═══ Working data ═══

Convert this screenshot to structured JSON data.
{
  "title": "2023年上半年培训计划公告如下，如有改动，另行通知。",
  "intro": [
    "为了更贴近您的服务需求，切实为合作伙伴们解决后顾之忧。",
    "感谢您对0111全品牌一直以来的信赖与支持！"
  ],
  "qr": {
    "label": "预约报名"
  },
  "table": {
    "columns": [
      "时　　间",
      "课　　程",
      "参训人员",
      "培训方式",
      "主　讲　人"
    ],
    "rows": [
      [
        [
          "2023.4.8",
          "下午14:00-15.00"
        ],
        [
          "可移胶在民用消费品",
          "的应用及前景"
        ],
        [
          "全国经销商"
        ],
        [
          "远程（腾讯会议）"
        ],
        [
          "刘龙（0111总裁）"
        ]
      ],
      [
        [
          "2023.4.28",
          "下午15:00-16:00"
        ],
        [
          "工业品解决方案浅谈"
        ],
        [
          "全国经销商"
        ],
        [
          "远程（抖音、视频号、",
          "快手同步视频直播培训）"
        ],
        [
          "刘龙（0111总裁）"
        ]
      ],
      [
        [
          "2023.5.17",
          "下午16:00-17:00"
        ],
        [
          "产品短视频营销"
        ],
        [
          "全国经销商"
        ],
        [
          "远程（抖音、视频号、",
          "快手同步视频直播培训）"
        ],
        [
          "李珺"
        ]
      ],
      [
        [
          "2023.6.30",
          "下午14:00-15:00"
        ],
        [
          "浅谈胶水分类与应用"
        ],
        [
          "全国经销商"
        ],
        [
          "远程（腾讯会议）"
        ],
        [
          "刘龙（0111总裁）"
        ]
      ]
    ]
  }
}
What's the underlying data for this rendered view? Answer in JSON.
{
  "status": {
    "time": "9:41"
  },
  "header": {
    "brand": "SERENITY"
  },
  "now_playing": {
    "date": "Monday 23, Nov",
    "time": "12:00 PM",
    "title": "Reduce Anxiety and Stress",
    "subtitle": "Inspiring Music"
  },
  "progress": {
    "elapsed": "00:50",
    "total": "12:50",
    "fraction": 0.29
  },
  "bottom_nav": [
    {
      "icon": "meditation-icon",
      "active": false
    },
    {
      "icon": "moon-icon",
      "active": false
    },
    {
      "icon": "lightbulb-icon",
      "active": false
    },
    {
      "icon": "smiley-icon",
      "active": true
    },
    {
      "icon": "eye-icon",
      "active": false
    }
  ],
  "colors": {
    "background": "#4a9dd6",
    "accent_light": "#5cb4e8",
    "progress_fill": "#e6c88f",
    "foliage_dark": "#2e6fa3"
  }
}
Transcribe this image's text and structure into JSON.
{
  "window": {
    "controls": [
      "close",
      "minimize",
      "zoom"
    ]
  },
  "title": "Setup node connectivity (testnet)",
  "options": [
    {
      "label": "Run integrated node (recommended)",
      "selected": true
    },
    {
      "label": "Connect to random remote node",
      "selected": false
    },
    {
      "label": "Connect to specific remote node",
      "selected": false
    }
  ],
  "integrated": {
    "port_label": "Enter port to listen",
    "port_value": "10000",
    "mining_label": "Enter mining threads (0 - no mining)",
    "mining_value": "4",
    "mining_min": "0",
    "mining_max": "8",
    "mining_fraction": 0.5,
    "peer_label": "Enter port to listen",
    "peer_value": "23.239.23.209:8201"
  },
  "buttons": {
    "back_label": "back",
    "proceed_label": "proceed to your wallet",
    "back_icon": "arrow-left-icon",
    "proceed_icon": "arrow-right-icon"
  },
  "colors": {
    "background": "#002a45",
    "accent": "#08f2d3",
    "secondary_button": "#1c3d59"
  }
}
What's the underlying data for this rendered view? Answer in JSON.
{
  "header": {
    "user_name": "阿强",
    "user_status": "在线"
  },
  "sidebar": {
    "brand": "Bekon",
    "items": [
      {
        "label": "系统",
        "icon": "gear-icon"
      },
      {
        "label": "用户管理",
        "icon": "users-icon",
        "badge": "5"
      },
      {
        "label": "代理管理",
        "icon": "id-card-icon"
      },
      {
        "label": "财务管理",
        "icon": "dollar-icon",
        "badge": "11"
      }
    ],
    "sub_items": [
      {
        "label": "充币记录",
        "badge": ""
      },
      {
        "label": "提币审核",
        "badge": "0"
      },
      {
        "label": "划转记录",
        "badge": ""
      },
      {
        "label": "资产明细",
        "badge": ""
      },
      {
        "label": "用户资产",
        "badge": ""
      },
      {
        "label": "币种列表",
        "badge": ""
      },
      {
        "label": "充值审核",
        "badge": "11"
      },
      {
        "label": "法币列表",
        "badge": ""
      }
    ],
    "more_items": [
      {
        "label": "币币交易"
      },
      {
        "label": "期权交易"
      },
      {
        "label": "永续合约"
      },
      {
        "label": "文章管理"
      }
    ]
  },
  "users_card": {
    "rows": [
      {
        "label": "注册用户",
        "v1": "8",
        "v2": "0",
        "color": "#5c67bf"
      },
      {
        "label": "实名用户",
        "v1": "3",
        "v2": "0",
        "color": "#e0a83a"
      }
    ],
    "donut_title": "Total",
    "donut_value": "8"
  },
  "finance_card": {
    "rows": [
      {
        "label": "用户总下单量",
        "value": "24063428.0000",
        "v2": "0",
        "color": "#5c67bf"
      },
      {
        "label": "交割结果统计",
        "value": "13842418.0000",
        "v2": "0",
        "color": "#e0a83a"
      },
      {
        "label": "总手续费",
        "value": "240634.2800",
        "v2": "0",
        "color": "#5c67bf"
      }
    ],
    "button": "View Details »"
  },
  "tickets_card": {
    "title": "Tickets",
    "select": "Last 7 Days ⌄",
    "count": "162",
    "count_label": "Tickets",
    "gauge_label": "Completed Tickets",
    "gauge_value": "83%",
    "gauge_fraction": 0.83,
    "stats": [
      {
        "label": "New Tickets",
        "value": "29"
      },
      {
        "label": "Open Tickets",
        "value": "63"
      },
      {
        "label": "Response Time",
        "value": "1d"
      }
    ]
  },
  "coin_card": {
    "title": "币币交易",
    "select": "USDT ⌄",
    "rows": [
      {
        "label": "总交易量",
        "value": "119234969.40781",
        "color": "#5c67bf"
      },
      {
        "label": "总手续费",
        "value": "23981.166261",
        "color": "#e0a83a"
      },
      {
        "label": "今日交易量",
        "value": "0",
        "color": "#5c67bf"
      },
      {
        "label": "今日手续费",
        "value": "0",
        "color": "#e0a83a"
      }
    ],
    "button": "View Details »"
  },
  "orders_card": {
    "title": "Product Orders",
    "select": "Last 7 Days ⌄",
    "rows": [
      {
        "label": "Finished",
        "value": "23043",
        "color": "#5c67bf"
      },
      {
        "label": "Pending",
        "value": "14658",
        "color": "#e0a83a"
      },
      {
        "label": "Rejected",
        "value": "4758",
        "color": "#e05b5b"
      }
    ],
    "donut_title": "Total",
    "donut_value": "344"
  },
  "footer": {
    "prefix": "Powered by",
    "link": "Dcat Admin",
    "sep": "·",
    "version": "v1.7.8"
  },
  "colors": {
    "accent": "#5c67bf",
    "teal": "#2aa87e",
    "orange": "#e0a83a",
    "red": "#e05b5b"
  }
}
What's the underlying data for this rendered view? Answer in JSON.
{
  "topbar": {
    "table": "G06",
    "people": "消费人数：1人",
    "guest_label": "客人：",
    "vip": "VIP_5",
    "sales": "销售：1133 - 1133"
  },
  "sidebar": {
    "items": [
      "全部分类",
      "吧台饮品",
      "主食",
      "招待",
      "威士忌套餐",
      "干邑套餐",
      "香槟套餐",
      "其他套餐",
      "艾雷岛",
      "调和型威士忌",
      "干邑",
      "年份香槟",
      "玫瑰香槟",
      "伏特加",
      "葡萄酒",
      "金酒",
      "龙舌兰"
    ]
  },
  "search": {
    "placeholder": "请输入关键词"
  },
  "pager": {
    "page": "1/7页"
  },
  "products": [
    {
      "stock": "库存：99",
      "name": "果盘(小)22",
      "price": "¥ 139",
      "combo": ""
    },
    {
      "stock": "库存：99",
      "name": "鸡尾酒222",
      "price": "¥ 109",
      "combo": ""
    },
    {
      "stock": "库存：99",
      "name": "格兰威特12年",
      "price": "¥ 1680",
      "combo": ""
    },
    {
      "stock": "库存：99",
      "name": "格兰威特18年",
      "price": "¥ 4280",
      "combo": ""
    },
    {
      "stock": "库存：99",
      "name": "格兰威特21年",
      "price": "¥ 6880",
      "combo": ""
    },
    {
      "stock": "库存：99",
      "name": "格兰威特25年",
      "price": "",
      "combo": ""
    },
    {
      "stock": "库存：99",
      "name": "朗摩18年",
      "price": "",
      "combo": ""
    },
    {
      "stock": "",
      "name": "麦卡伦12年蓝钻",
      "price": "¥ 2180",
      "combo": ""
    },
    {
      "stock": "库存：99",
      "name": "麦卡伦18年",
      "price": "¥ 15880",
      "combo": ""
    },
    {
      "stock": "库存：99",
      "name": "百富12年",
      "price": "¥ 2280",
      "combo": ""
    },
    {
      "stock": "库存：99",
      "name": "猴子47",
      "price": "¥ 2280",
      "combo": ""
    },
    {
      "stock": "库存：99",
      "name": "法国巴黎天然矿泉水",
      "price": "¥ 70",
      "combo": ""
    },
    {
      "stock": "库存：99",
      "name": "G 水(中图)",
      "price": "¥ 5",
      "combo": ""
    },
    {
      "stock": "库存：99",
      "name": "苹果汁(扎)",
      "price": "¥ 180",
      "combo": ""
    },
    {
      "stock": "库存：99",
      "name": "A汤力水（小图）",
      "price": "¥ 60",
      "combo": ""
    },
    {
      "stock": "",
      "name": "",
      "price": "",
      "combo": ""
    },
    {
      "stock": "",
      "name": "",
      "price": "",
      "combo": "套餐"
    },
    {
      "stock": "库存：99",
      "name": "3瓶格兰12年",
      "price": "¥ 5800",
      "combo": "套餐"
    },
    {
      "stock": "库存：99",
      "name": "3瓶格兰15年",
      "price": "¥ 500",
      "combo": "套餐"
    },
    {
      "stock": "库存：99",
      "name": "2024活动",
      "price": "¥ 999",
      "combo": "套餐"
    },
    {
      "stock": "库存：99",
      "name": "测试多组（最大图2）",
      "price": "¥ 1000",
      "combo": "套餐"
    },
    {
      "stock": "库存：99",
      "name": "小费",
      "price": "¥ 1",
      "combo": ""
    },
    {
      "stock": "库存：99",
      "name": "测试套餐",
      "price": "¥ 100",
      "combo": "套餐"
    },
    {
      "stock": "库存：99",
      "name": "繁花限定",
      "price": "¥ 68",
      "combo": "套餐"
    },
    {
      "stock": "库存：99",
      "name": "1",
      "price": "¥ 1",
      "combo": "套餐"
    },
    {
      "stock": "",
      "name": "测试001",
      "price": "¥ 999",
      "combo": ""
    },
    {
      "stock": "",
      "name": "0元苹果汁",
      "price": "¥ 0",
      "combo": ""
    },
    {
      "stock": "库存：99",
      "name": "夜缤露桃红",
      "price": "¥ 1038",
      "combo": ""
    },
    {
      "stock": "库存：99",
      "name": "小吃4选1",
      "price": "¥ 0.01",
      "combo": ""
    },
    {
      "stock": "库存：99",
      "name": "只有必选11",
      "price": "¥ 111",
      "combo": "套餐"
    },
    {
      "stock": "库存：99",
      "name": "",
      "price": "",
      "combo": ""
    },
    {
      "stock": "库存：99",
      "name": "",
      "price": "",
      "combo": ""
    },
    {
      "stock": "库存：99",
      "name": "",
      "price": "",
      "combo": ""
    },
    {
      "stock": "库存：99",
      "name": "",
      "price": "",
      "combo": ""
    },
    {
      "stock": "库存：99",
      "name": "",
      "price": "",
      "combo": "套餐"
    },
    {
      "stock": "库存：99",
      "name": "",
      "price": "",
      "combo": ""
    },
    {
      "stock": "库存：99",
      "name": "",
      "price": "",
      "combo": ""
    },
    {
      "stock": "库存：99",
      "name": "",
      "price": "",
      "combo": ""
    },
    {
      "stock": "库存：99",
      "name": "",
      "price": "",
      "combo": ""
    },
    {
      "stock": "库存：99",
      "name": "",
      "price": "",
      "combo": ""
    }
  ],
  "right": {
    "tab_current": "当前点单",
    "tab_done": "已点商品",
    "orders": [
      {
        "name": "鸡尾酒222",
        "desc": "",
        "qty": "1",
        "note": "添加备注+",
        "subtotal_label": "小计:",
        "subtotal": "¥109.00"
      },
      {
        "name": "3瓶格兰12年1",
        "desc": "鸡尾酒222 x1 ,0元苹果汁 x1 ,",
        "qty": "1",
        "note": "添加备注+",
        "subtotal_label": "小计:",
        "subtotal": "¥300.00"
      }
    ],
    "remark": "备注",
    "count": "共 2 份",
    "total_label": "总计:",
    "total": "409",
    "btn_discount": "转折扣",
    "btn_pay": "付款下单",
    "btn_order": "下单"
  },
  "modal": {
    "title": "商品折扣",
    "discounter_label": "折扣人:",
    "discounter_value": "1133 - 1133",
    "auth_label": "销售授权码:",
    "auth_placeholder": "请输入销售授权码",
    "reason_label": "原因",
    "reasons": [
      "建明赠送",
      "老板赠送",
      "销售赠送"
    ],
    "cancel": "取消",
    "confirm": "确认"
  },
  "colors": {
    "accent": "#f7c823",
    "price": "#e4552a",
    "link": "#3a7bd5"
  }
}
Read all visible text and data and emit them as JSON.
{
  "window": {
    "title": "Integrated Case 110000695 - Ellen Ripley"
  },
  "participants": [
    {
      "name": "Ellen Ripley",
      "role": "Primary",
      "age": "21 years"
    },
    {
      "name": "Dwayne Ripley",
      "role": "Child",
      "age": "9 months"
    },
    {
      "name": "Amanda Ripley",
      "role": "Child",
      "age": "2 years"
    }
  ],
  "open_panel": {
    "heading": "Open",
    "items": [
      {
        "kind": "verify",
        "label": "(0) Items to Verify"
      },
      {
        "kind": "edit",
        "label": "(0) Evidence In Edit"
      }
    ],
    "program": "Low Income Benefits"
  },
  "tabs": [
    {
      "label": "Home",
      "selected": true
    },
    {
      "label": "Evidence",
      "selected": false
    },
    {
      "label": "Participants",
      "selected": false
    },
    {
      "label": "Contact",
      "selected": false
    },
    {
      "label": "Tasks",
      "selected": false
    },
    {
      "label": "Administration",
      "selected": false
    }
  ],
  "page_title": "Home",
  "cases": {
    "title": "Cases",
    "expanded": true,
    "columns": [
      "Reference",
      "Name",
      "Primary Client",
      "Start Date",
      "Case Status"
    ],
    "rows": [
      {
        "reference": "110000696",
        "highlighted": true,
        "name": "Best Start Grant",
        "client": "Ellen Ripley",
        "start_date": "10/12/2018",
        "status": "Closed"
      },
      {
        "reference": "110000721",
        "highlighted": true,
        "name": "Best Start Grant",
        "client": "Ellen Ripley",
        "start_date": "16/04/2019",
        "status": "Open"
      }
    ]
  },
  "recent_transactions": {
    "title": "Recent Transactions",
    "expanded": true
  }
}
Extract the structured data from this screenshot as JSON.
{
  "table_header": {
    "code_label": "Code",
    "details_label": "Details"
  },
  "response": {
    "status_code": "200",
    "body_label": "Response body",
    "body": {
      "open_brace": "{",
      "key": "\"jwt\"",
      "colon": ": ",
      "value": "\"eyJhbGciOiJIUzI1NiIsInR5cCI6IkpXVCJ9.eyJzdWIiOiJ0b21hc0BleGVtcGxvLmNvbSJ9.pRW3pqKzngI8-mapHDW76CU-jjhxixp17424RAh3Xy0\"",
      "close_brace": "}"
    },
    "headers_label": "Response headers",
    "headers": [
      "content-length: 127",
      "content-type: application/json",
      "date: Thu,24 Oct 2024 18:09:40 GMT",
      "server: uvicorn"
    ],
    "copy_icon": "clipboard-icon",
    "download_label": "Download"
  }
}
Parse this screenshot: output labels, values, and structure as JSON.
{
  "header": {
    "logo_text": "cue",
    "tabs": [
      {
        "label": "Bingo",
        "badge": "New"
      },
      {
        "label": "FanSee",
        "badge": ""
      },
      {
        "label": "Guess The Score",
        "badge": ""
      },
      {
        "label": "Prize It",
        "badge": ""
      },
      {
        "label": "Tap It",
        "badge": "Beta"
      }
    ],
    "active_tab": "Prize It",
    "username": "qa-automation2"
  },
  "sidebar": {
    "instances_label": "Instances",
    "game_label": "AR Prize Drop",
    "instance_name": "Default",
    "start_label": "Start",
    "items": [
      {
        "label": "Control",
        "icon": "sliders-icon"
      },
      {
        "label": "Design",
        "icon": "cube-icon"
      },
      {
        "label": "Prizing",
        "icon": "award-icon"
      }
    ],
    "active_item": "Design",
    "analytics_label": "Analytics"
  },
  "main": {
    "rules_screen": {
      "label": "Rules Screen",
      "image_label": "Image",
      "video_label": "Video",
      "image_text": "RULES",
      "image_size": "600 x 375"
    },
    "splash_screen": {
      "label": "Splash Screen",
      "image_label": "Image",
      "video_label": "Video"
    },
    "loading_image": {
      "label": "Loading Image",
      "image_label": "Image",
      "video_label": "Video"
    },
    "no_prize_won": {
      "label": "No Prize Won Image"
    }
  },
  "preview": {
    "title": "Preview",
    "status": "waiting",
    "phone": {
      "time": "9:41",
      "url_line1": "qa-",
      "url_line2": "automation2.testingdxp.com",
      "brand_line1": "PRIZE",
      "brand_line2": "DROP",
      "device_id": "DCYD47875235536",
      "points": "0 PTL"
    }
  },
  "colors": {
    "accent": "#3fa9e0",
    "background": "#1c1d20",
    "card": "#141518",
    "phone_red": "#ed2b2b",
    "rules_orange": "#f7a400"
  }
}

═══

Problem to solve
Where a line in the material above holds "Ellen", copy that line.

Written answer
    "title": "Integrated Case 110000695 - Ellen Ripley"
      "name": "Ellen Ripley",
        "client": "Ellen Ripley",
        "client": "Ellen Ripley",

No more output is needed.